_App and web page records_
******************************

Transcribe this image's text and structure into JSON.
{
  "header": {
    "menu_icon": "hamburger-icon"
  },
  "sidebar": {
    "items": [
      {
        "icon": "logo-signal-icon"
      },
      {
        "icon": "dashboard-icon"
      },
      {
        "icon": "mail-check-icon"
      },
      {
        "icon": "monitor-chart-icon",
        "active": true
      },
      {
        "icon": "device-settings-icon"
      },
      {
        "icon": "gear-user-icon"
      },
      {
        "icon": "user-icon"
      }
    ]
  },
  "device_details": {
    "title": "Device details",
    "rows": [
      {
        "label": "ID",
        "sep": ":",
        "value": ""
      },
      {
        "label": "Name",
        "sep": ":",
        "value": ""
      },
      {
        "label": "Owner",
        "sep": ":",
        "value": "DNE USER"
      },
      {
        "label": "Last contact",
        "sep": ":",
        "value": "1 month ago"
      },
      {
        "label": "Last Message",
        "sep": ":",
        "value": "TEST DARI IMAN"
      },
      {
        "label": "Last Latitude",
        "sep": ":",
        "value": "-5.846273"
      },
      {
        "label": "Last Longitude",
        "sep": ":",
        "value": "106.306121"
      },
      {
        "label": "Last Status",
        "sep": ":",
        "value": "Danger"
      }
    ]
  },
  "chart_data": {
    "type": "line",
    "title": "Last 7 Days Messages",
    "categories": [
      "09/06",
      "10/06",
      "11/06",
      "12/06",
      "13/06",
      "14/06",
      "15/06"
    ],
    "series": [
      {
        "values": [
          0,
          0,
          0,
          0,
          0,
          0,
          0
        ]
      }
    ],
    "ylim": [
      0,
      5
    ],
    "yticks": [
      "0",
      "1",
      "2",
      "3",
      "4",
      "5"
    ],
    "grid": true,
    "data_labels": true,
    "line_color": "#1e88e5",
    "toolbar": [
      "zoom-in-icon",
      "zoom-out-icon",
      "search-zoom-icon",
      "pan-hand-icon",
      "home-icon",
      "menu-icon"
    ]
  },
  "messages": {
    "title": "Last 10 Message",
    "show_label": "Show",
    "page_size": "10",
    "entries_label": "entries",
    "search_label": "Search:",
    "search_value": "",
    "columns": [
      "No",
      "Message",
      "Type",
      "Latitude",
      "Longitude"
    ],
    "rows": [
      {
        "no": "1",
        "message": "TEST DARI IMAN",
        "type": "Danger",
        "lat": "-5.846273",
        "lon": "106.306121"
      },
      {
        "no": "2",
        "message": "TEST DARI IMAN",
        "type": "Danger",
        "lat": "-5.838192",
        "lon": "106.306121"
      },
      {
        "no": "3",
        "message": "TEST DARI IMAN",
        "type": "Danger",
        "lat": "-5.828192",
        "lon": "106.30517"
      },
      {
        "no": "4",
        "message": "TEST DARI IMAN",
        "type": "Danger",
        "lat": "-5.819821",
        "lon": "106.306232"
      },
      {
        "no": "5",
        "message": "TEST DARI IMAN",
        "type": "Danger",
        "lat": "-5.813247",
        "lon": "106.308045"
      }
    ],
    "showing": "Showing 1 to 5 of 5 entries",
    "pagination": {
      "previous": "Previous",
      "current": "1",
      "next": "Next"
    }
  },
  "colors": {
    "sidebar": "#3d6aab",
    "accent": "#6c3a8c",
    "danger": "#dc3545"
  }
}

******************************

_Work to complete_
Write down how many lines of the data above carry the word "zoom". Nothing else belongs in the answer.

_Result for this exercise_
3